* _Work request_
Reprint all of the data below exactly as shown and skip every image.
** Material supplied follows **
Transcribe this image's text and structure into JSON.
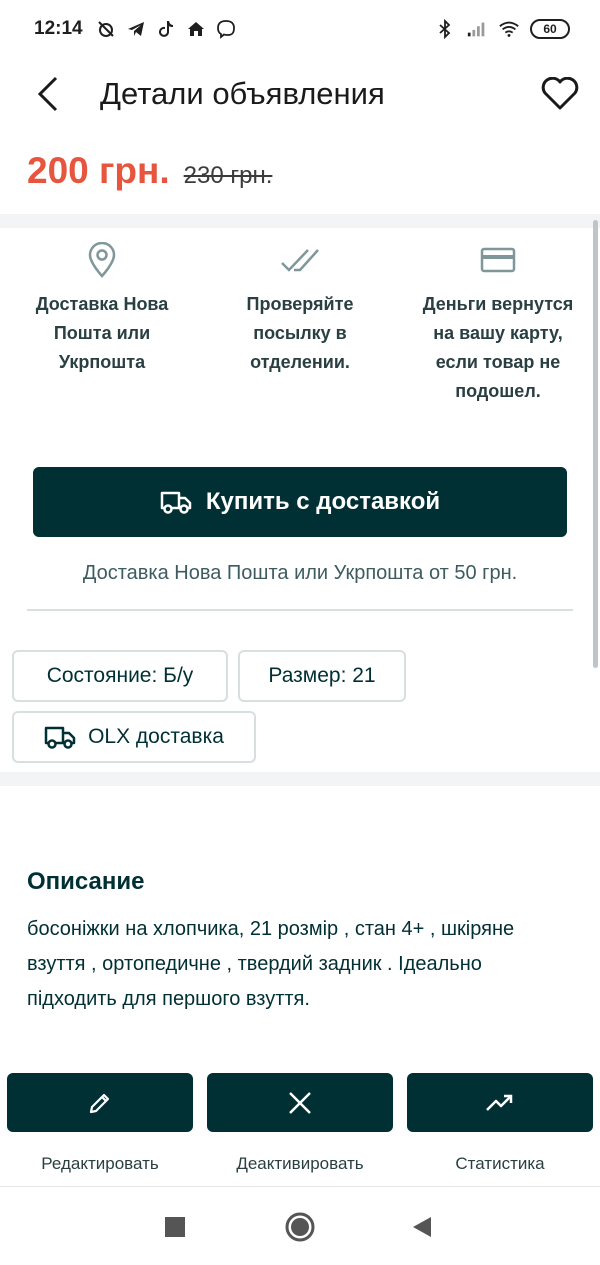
{
  "status_bar": {
    "time": "12:14",
    "left_icons": [
      "muted-alarm-icon",
      "telegram-icon",
      "tiktok-icon",
      "home-icon",
      "viber-icon"
    ],
    "right_icons": [
      "bluetooth-icon",
      "signal-icon",
      "wifi-icon"
    ],
    "battery": "60"
  },
  "header": {
    "title": "Детали объявления"
  },
  "price": {
    "current": "200 грн.",
    "old": "230 грн."
  },
  "features": [
    {
      "icon": "location-pin-icon",
      "text": "Доставка Нова Пошта или Укрпошта"
    },
    {
      "icon": "double-check-icon",
      "text": "Проверяйте посылку в отделении."
    },
    {
      "icon": "card-icon",
      "text": "Деньги вернутся на вашу карту, если товар не подошел."
    }
  ],
  "buy_button": {
    "label": "Купить с доставкой"
  },
  "delivery_note": "Доставка Нова Пошта или Укрпошта от 50 грн.",
  "chips": {
    "condition": "Состояние: Б/у",
    "size": "Размер: 21",
    "olx_delivery": "OLX доставка"
  },
  "description": {
    "title": "Описание",
    "text": "босоніжки на хлопчика, 21 розмір , стан 4+ , шкіряне взуття , ортопедичне , твердий задник . Ідеально підходить для першого взуття."
  },
  "actions": {
    "edit": "Редактировать",
    "deactivate": "Деактивировать",
    "stats": "Статистика"
  },
  "colors": {
    "accent_dark": "#002f34",
    "price": "#e8553e"
  }
}
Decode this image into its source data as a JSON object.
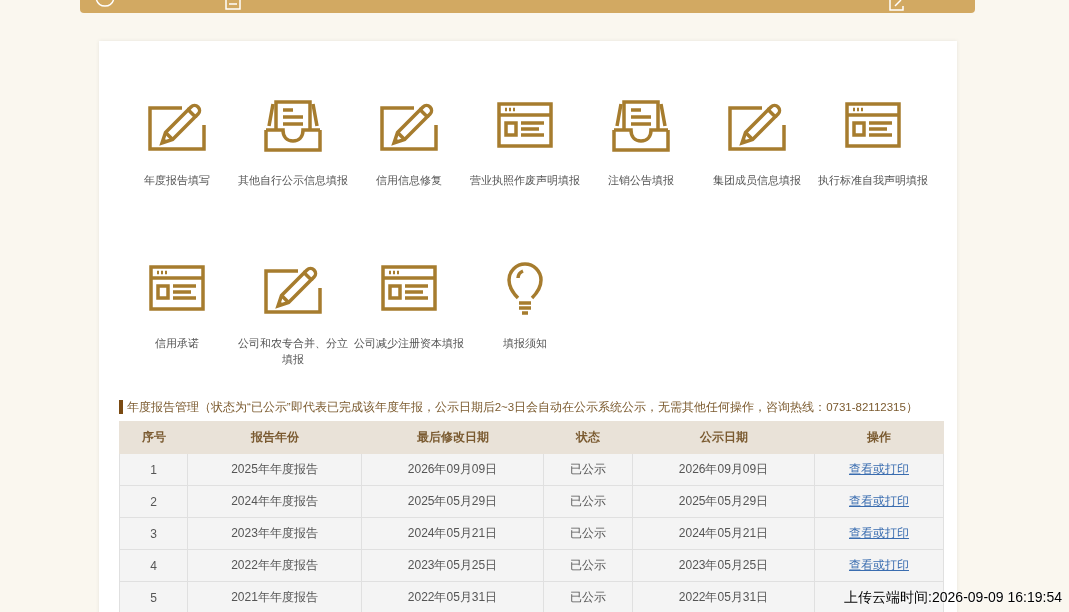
{
  "services": [
    {
      "label": "年度报告填写",
      "kind": "pencil"
    },
    {
      "label": "其他自行公示信息填报",
      "kind": "tray"
    },
    {
      "label": "信用信息修复",
      "kind": "pencil"
    },
    {
      "label": "营业执照作废声明填报",
      "kind": "window"
    },
    {
      "label": "注销公告填报",
      "kind": "tray"
    },
    {
      "label": "集团成员信息填报",
      "kind": "pencil"
    },
    {
      "label": "执行标准自我声明填报",
      "kind": "window"
    },
    {
      "label": "信用承诺",
      "kind": "window"
    },
    {
      "label": "公司和农专合并、分立填报",
      "kind": "pencil"
    },
    {
      "label": "公司减少注册资本填报",
      "kind": "window"
    },
    {
      "label": "填报须知",
      "kind": "bulb"
    }
  ],
  "annual_reports": {
    "heading": "年度报告管理（状态为“已公示”即代表已完成该年度年报，公示日期后2~3日会自动在公示系统公示，无需其他任何操作，咨询热线：0731-82112315）",
    "columns": [
      "序号",
      "报告年份",
      "最后修改日期",
      "状态",
      "公示日期",
      "操作"
    ],
    "rows": [
      {
        "cells": [
          "1",
          "2025年年度报告",
          "2026年09月09日",
          "已公示",
          "2026年09月09日"
        ],
        "action": "查看或打印"
      },
      {
        "cells": [
          "2",
          "2024年年度报告",
          "2025年05月29日",
          "已公示",
          "2025年05月29日"
        ],
        "action": "查看或打印"
      },
      {
        "cells": [
          "3",
          "2023年年度报告",
          "2024年05月21日",
          "已公示",
          "2024年05月21日"
        ],
        "action": "查看或打印"
      },
      {
        "cells": [
          "4",
          "2022年年度报告",
          "2023年05月25日",
          "已公示",
          "2023年05月25日"
        ],
        "action": "查看或打印"
      },
      {
        "cells": [
          "5",
          "2021年年度报告",
          "2022年05月31日",
          "已公示",
          "2022年05月31日"
        ]
      }
    ]
  },
  "upload_time": "上传云端时间:2026-09-09 16:19:54"
}
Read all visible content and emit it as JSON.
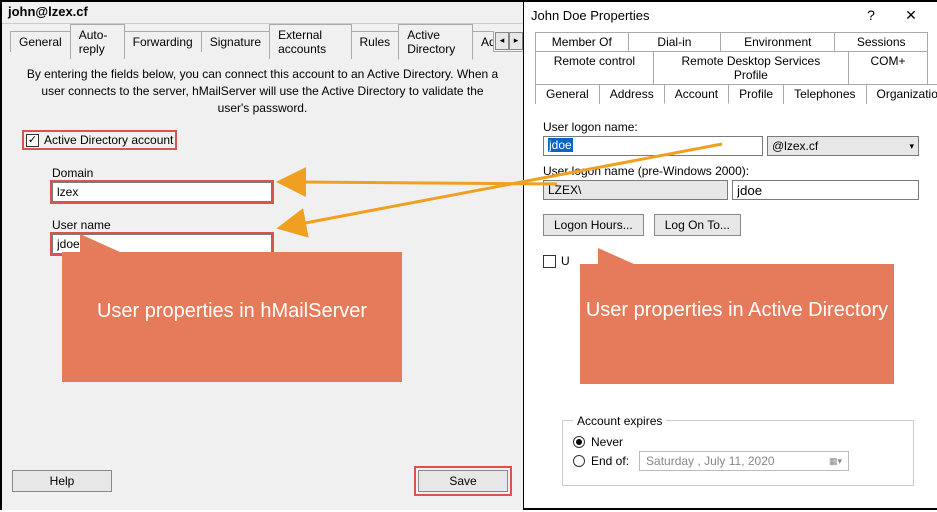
{
  "left": {
    "title": "john@lzex.cf",
    "tabs": [
      "General",
      "Auto-reply",
      "Forwarding",
      "Signature",
      "External accounts",
      "Rules",
      "Active Directory",
      "Adv"
    ],
    "active_tab_index": 6,
    "help_text": "By entering the fields below, you can connect this account to an Active Directory. When a user connects to the server, hMailServer will use the Active Directory to validate the user's password.",
    "checkbox_label": "Active Directory account",
    "checkbox_checked": true,
    "domain_label": "Domain",
    "domain_value": "lzex",
    "username_label": "User name",
    "username_value": "jdoe",
    "callout": "User properties in hMailServer",
    "help_btn": "Help",
    "save_btn": "Save"
  },
  "right": {
    "title": "John Doe Properties",
    "tabs_row1": [
      "Member Of",
      "Dial-in",
      "Environment",
      "Sessions"
    ],
    "tabs_row2": [
      "Remote control",
      "Remote Desktop Services Profile",
      "COM+"
    ],
    "tabs_row3": [
      "General",
      "Address",
      "Account",
      "Profile",
      "Telephones",
      "Organization"
    ],
    "active_tab": "Account",
    "logon_label": "User logon name:",
    "logon_value": "jdoe",
    "domain_suffix": "@lzex.cf",
    "prewin_label": "User logon name (pre-Windows 2000):",
    "prewin_prefix": "LZEX\\",
    "prewin_user": "jdoe",
    "logon_hours_btn": "Logon Hours...",
    "logon_to_btn": "Log On To...",
    "unlock_partial": "U",
    "callout": "User properties in Active Directory",
    "expires_legend": "Account expires",
    "never_label": "Never",
    "endof_label": "End of:",
    "endof_date": "Saturday ,      July     11, 2020"
  }
}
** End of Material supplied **
* _Answer section_
Transcribe this image's text and structure into JSON.
{
  "status_bar": {
    "time": "12:14",
    "left_icons": [
      "muted-alarm-icon",
      "telegram-icon",
      "tiktok-icon",
      "home-icon",
      "viber-icon"
    ],
    "right_icons": [
      "bluetooth-icon",
      "signal-icon",
      "wifi-icon"
    ],
    "battery": "60"
  },
  "header": {
    "title": "Детали объявления"
  },
  "price": {
    "current": "200 грн.",
    "old": "230 грн."
  },
  "features": [
    {
      "icon": "location-pin-icon",
      "text": "Доставка Нова Пошта или Укрпошта"
    },
    {
      "icon": "double-check-icon",
      "text": "Проверяйте посылку в отделении."
    },
    {
      "icon": "card-icon",
      "text": "Деньги вернутся на вашу карту, если товар не подошел."
    }
  ],
  "buy_button": {
    "label": "Купить с доставкой"
  },
  "delivery_note": "Доставка Нова Пошта или Укрпошта от 50 грн.",
  "chips": {
    "condition": "Состояние: Б/у",
    "size": "Размер: 21",
    "olx_delivery": "OLX доставка"
  },
  "description": {
    "title": "Описание",
    "text": "босоніжки на хлопчика, 21 розмір , стан 4+ , шкіряне взуття , ортопедичне , твердий задник . Ідеально підходить для першого взуття."
  },
  "actions": {
    "edit": "Редактировать",
    "deactivate": "Деактивировать",
    "stats": "Статистика"
  },
  "colors": {
    "accent_dark": "#002f34",
    "price": "#e8553e"
  }
}
Decode this image into its source data as a JSON object.
{
  "services": [
    {
      "label": "年度报告填写",
      "kind": "pencil"
    },
    {
      "label": "其他自行公示信息填报",
      "kind": "tray"
    },
    {
      "label": "信用信息修复",
      "kind": "pencil"
    },
    {
      "label": "营业执照作废声明填报",
      "kind": "window"
    },
    {
      "label": "注销公告填报",
      "kind": "tray"
    },
    {
      "label": "集团成员信息填报",
      "kind": "pencil"
    },
    {
      "label": "执行标准自我声明填报",
      "kind": "window"
    },
    {
      "label": "信用承诺",
      "kind": "window"
    },
    {
      "label": "公司和农专合并、分立填报",
      "kind": "pencil"
    },
    {
      "label": "公司减少注册资本填报",
      "kind": "window"
    },
    {
      "label": "填报须知",
      "kind": "bulb"
    }
  ],
  "annual_reports": {
    "heading": "年度报告管理（状态为“已公示”即代表已完成该年度年报，公示日期后2~3日会自动在公示系统公示，无需其他任何操作，咨询热线：0731-82112315）",
    "columns": [
      "序号",
      "报告年份",
      "最后修改日期",
      "状态",
      "公示日期",
      "操作"
    ],
    "rows": [
      {
        "cells": [
          "1",
          "2025年年度报告",
          "2026年09月09日",
          "已公示",
          "2026年09月09日"
        ],
        "action": "查看或打印"
      },
      {
        "cells": [
          "2",
          "2024年年度报告",
          "2025年05月29日",
          "已公示",
          "2025年05月29日"
        ],
        "action": "查看或打印"
      },
      {
        "cells": [
          "3",
          "2023年年度报告",
          "2024年05月21日",
          "已公示",
          "2024年05月21日"
        ],
        "action": "查看或打印"
      },
      {
        "cells": [
          "4",
          "2022年年度报告",
          "2023年05月25日",
          "已公示",
          "2023年05月25日"
        ],
        "action": "查看或打印"
      },
      {
        "cells": [
          "5",
          "2021年年度报告",
          "2022年05月31日",
          "已公示",
          "2022年05月31日"
        ]
      }
    ]
  },
  "upload_time": "上传云端时间:2026-09-09 16:19:54"
}
Read all visible content and emit it as JSON.
{
  "left": {
    "title": "john@lzex.cf",
    "tabs": [
      "General",
      "Auto-reply",
      "Forwarding",
      "Signature",
      "External accounts",
      "Rules",
      "Active Directory",
      "Adv"
    ],
    "active_tab_index": 6,
    "help_text": "By entering the fields below, you can connect this account to an Active Directory. When a user connects to the server, hMailServer will use the Active Directory to validate the user's password.",
    "checkbox_label": "Active Directory account",
    "checkbox_checked": true,
    "domain_label": "Domain",
    "domain_value": "lzex",
    "username_label": "User name",
    "username_value": "jdoe",
    "callout": "User properties in hMailServer",
    "help_btn": "Help",
    "save_btn": "Save"
  },
  "right": {
    "title": "John Doe Properties",
    "tabs_row1": [
      "Member Of",
      "Dial-in",
      "Environment",
      "Sessions"
    ],
    "tabs_row2": [
      "Remote control",
      "Remote Desktop Services Profile",
      "COM+"
    ],
    "tabs_row3": [
      "General",
      "Address",
      "Account",
      "Profile",
      "Telephones",
      "Organization"
    ],
    "active_tab": "Account",
    "logon_label": "User logon name:",
    "logon_value": "jdoe",
    "domain_suffix": "@lzex.cf",
    "prewin_label": "User logon name (pre-Windows 2000):",
    "prewin_prefix": "LZEX\\",
    "prewin_user": "jdoe",
    "logon_hours_btn": "Logon Hours...",
    "logon_to_btn": "Log On To...",
    "unlock_partial": "U",
    "callout": "User properties in Active Directory",
    "expires_legend": "Account expires",
    "never_label": "Never",
    "endof_label": "End of:",
    "endof_date": "Saturday ,      July     11, 2020"
  }
}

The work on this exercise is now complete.